Your objective: Each line of the listing that contains "Exibir" should be found and copied.
Content starts
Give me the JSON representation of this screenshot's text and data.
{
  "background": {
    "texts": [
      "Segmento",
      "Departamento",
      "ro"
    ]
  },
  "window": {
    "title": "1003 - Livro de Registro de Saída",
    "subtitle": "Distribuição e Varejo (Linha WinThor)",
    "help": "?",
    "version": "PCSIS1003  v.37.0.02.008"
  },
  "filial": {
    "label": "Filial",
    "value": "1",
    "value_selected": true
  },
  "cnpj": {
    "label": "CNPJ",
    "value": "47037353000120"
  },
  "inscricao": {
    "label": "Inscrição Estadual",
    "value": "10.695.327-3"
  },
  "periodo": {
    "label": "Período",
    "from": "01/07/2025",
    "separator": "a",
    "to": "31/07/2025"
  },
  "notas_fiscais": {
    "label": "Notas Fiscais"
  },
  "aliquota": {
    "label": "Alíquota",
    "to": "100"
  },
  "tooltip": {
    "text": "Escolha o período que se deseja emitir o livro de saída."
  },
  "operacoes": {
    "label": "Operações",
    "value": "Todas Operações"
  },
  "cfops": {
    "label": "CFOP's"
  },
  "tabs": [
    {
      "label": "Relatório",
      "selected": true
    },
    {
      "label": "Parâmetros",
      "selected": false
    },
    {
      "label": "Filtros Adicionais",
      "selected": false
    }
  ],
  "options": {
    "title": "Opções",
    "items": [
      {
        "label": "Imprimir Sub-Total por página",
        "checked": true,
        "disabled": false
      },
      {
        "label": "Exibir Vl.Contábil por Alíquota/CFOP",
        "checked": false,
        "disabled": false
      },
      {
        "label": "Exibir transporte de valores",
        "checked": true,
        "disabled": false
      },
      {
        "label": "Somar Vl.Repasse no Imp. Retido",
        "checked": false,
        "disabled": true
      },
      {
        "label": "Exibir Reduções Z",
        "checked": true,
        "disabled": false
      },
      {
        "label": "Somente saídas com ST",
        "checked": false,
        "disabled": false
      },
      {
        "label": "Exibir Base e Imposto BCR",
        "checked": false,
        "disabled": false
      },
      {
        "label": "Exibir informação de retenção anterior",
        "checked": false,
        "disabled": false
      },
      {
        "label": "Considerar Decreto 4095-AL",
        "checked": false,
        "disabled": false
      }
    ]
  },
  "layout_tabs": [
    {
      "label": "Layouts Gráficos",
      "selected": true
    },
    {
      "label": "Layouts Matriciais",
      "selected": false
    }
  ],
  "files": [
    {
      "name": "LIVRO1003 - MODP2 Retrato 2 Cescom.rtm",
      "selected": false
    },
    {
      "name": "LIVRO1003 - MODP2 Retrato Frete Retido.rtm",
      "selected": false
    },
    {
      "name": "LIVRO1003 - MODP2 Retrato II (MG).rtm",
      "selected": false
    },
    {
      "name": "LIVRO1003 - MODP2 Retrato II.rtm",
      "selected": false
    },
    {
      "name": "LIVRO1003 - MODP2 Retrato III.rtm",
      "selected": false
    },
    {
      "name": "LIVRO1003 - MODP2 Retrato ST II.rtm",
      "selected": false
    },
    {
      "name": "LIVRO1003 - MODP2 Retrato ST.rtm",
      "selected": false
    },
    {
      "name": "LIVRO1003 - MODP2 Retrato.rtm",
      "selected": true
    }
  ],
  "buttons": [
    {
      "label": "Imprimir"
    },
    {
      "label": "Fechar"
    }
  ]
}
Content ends
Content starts
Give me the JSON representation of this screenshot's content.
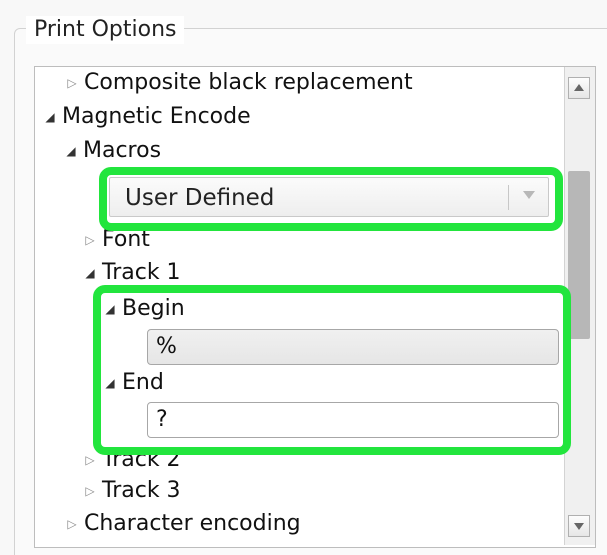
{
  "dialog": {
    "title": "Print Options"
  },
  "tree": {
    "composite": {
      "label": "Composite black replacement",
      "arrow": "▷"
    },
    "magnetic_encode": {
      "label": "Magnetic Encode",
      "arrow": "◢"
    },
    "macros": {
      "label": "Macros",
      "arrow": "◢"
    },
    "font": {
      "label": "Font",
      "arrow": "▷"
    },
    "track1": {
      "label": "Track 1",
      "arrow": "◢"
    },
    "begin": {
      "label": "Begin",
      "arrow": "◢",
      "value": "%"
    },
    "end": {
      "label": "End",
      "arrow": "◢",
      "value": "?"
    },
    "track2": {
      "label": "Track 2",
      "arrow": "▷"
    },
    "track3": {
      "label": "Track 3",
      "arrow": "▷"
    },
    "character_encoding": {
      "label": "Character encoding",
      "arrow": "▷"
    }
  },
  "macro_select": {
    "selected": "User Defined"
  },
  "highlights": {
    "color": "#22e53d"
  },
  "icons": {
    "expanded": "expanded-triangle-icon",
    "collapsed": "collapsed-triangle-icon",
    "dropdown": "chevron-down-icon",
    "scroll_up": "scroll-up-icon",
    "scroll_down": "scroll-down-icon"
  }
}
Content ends
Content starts
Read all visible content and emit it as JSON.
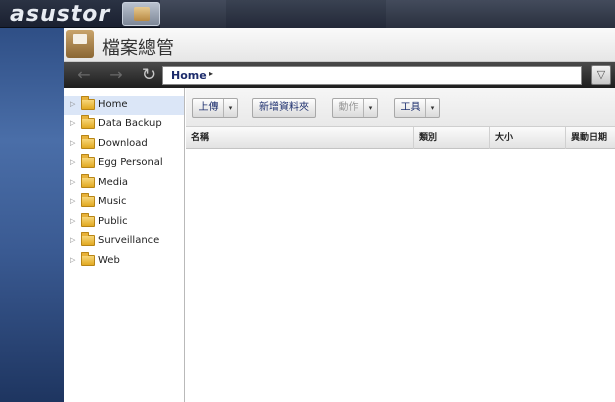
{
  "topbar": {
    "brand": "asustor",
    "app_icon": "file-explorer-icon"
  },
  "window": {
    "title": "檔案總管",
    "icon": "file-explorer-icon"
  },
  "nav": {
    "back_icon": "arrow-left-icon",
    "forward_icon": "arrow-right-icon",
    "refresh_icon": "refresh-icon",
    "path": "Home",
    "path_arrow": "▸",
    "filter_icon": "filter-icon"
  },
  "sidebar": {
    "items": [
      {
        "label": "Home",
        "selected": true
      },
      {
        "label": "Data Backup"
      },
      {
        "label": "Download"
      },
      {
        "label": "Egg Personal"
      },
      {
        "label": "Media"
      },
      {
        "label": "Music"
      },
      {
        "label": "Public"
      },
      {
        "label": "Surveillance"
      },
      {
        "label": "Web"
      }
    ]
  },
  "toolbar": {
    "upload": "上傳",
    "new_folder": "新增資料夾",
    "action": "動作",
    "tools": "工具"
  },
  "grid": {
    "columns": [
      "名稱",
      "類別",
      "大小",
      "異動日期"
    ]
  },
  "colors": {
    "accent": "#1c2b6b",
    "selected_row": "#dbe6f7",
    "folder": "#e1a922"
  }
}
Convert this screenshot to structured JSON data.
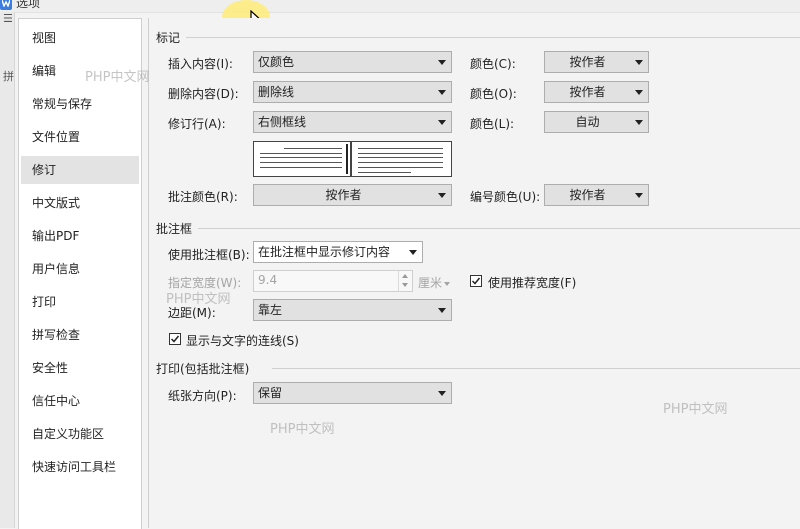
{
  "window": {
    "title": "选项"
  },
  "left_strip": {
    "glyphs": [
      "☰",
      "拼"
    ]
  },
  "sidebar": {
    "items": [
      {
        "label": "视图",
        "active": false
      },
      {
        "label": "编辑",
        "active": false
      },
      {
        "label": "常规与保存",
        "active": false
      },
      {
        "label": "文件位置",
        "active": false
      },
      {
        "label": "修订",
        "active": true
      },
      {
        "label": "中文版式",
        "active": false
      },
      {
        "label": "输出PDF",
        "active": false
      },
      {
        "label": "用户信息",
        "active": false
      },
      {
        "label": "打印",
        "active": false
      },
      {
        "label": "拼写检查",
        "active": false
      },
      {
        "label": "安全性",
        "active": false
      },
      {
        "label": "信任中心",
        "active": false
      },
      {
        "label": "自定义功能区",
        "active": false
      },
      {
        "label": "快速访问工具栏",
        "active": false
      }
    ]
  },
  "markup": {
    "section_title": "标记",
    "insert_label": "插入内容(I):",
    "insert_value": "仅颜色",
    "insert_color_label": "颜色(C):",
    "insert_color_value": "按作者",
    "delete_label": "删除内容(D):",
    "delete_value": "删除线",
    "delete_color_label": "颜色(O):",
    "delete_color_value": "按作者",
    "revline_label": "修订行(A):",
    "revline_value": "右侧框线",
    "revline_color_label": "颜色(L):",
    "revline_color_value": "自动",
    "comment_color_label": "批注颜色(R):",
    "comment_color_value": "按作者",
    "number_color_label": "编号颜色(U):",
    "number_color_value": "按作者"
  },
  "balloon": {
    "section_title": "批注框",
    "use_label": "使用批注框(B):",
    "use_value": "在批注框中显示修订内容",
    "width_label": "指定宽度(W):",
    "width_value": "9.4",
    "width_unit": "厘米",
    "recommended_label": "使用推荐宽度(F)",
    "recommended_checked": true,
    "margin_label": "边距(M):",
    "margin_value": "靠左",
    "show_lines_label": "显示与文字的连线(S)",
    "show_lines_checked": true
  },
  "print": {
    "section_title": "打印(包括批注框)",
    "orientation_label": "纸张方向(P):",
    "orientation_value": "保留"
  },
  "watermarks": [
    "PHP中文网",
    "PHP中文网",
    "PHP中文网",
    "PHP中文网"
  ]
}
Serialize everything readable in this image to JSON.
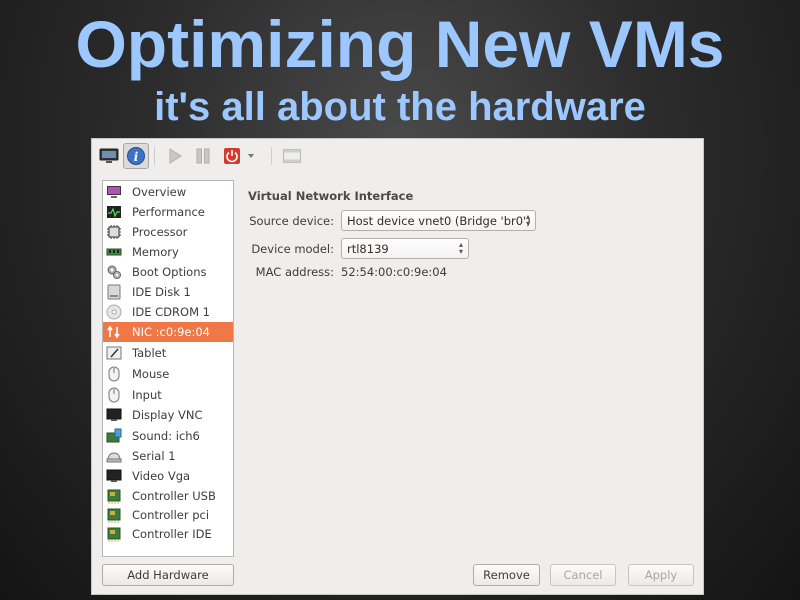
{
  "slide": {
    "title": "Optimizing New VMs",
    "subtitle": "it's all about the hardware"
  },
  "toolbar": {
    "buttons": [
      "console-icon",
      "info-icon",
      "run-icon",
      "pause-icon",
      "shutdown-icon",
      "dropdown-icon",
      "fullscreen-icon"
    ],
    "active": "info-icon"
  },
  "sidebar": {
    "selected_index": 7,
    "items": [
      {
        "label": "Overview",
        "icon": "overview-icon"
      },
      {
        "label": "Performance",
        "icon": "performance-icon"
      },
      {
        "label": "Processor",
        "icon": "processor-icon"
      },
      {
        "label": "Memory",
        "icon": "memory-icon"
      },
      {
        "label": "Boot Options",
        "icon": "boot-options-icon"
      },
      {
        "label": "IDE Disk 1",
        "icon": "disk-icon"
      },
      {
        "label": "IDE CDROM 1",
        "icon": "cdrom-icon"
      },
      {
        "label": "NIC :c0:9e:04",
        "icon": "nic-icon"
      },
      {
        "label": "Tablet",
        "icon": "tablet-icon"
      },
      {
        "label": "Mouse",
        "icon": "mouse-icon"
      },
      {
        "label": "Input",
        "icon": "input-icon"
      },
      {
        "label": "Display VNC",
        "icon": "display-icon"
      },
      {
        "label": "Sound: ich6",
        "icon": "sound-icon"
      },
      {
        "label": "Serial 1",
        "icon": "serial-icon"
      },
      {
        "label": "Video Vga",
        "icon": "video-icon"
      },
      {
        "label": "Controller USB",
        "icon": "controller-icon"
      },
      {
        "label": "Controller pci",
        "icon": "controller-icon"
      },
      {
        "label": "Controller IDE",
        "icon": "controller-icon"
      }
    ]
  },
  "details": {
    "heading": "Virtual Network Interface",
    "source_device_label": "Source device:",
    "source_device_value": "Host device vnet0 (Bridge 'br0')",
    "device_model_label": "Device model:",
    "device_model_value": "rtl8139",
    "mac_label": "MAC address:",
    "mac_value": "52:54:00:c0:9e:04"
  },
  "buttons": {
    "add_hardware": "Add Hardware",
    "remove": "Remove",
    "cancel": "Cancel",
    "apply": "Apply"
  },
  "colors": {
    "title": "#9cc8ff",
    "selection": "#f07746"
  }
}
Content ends
Task response:
        "label": "Exibir Vl.Contábil por Alíquota/CFOP",
        "label": "Exibir transporte de valores",
        "label": "Exibir Reduções Z",
        "label": "Exibir Base e Imposto BCR",
        "label": "Exibir informação de retenção anterior",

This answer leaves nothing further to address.